(EXCERPTED RECORDS begins)

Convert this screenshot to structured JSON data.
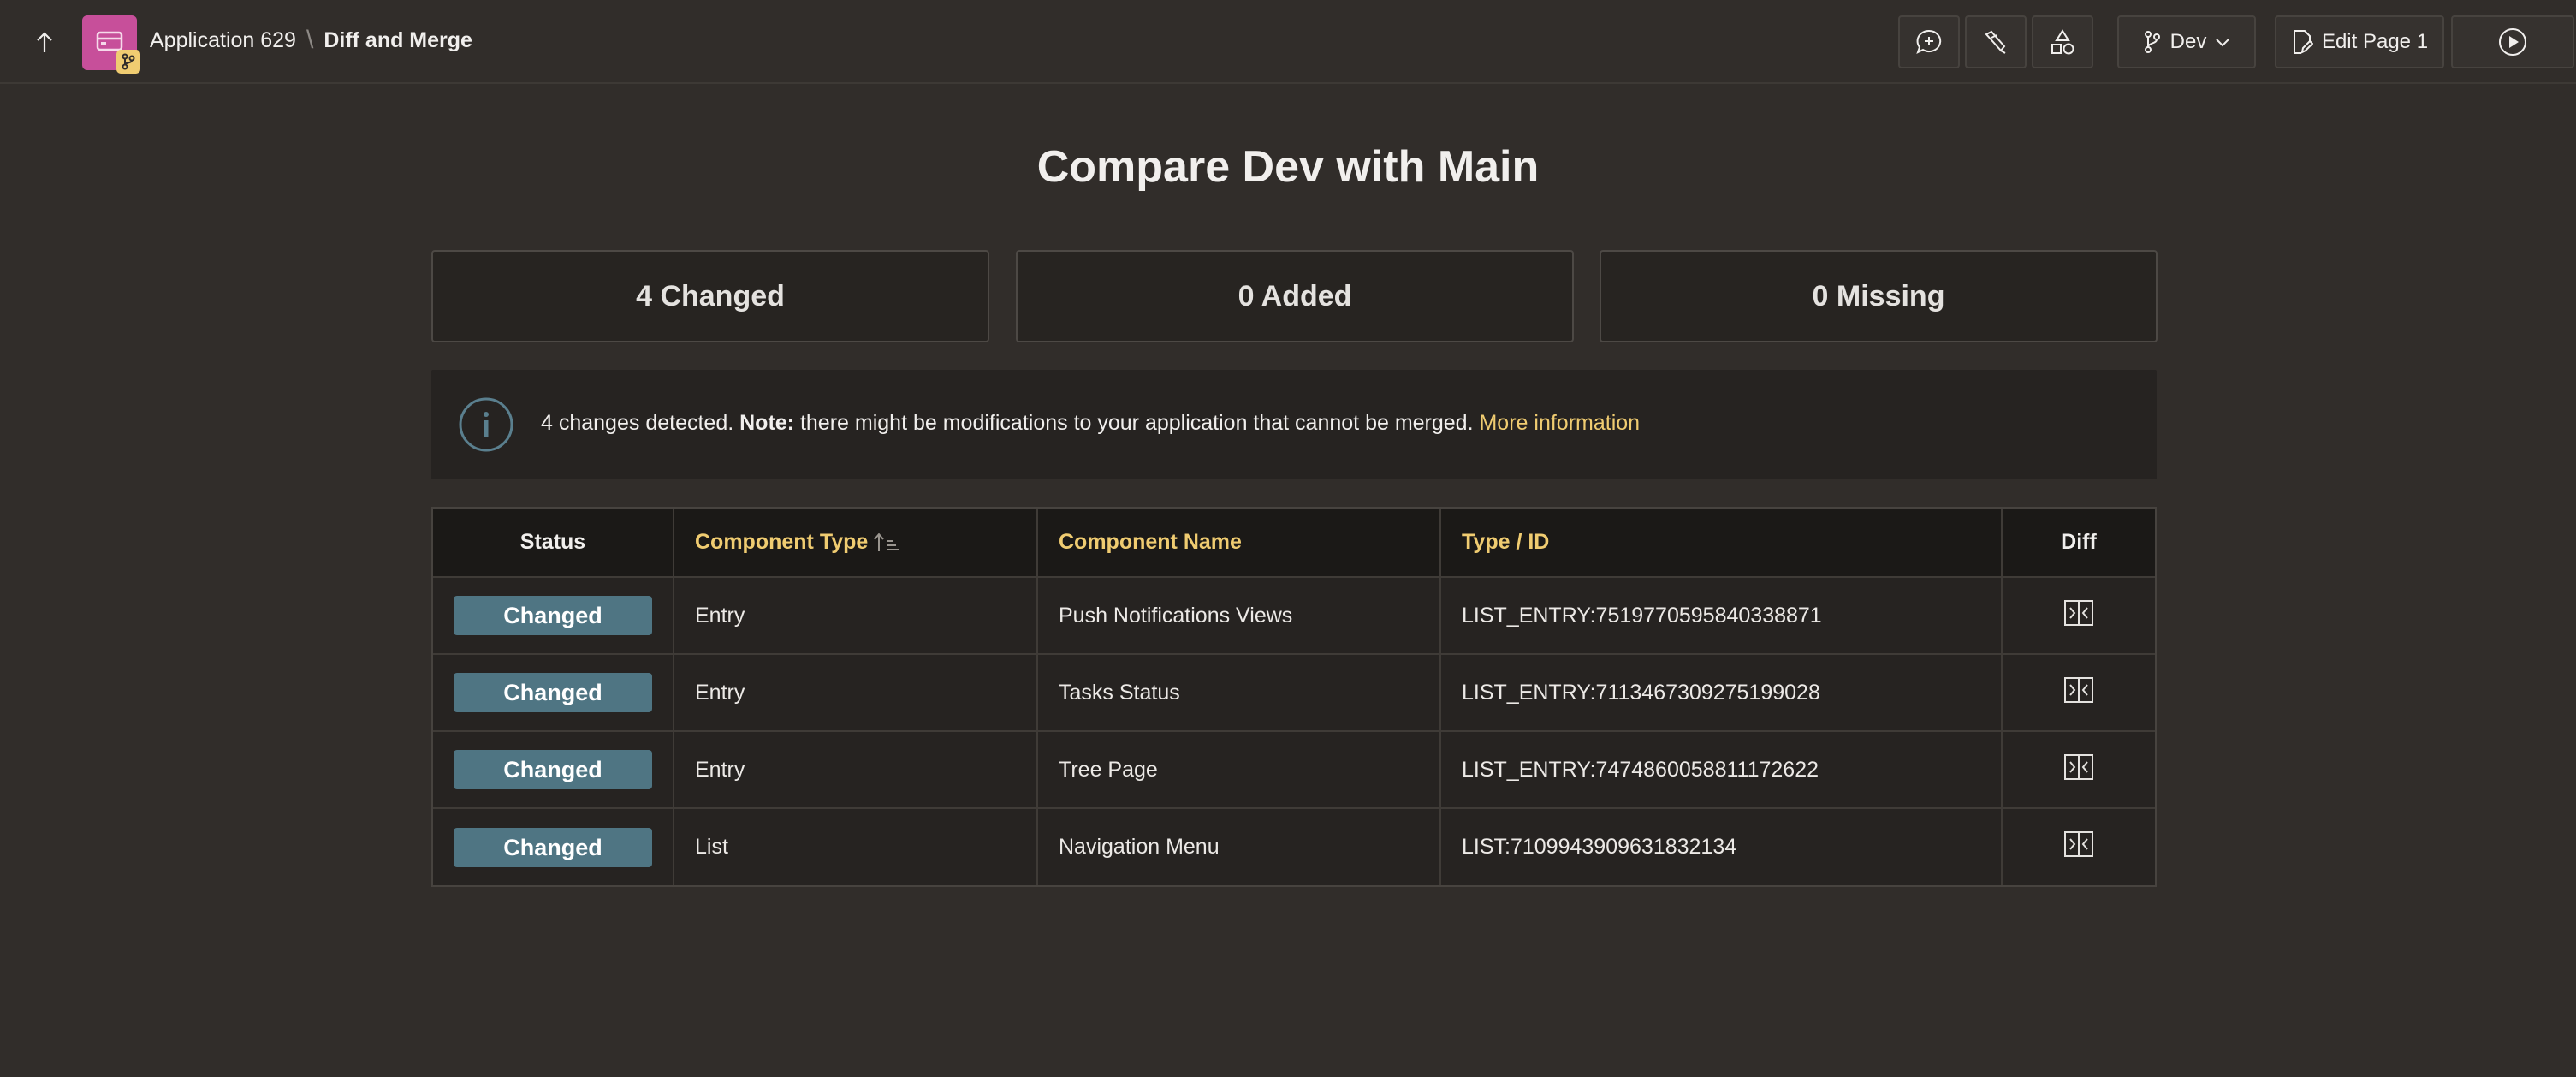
{
  "header": {
    "app_name": "Application 629",
    "page_name": "Diff and Merge",
    "branch_label": "Dev",
    "edit_label": "Edit Page 1"
  },
  "page": {
    "title": "Compare Dev with Main"
  },
  "stats": {
    "changed": "4 Changed",
    "added": "0 Added",
    "missing": "0 Missing"
  },
  "info": {
    "lead": "4 changes detected. ",
    "note_label": "Note:",
    "note_text": " there might be modifications to your application that cannot be merged. ",
    "link": "More information"
  },
  "table": {
    "columns": [
      "Status",
      "Component Type",
      "Component Name",
      "Type / ID",
      "Diff"
    ],
    "rows": [
      {
        "status": "Changed",
        "type": "Entry",
        "name": "Push Notifications Views",
        "id": "LIST_ENTRY:7519770595840338871"
      },
      {
        "status": "Changed",
        "type": "Entry",
        "name": "Tasks Status",
        "id": "LIST_ENTRY:7113467309275199028"
      },
      {
        "status": "Changed",
        "type": "Entry",
        "name": "Tree Page",
        "id": "LIST_ENTRY:7474860058811172622"
      },
      {
        "status": "Changed",
        "type": "List",
        "name": "Navigation Menu",
        "id": "LIST:7109943909631832134"
      }
    ]
  },
  "colors": {
    "background": "#312d2a",
    "accent": "#f0cc71",
    "status_badge": "#4f7583",
    "app_icon": "#c74f9a"
  },
  "icons": {
    "up": "arrow-up-icon",
    "comment": "add-comment-icon",
    "wrench": "tools-icon",
    "shapes": "shared-components-icon",
    "branch": "branch-icon",
    "edit": "edit-page-icon",
    "run": "run-page-icon",
    "diff": "diff-compare-icon"
  }
}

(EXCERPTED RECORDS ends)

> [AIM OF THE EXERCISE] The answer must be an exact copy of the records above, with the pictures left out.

> [RESULT BELOW]
Convert this screenshot to structured JSON data.
{
  "header": {
    "app_name": "Application 629",
    "page_name": "Diff and Merge",
    "branch_label": "Dev",
    "edit_label": "Edit Page 1"
  },
  "page": {
    "title": "Compare Dev with Main"
  },
  "stats": {
    "changed": "4 Changed",
    "added": "0 Added",
    "missing": "0 Missing"
  },
  "info": {
    "lead": "4 changes detected. ",
    "note_label": "Note:",
    "note_text": " there might be modifications to your application that cannot be merged. ",
    "link": "More information"
  },
  "table": {
    "columns": [
      "Status",
      "Component Type",
      "Component Name",
      "Type / ID",
      "Diff"
    ],
    "rows": [
      {
        "status": "Changed",
        "type": "Entry",
        "name": "Push Notifications Views",
        "id": "LIST_ENTRY:7519770595840338871"
      },
      {
        "status": "Changed",
        "type": "Entry",
        "name": "Tasks Status",
        "id": "LIST_ENTRY:7113467309275199028"
      },
      {
        "status": "Changed",
        "type": "Entry",
        "name": "Tree Page",
        "id": "LIST_ENTRY:7474860058811172622"
      },
      {
        "status": "Changed",
        "type": "List",
        "name": "Navigation Menu",
        "id": "LIST:7109943909631832134"
      }
    ]
  },
  "colors": {
    "background": "#312d2a",
    "accent": "#f0cc71",
    "status_badge": "#4f7583",
    "app_icon": "#c74f9a"
  },
  "icons": {
    "up": "arrow-up-icon",
    "comment": "add-comment-icon",
    "wrench": "tools-icon",
    "shapes": "shared-components-icon",
    "branch": "branch-icon",
    "edit": "edit-page-icon",
    "run": "run-page-icon",
    "diff": "diff-compare-icon"
  }
}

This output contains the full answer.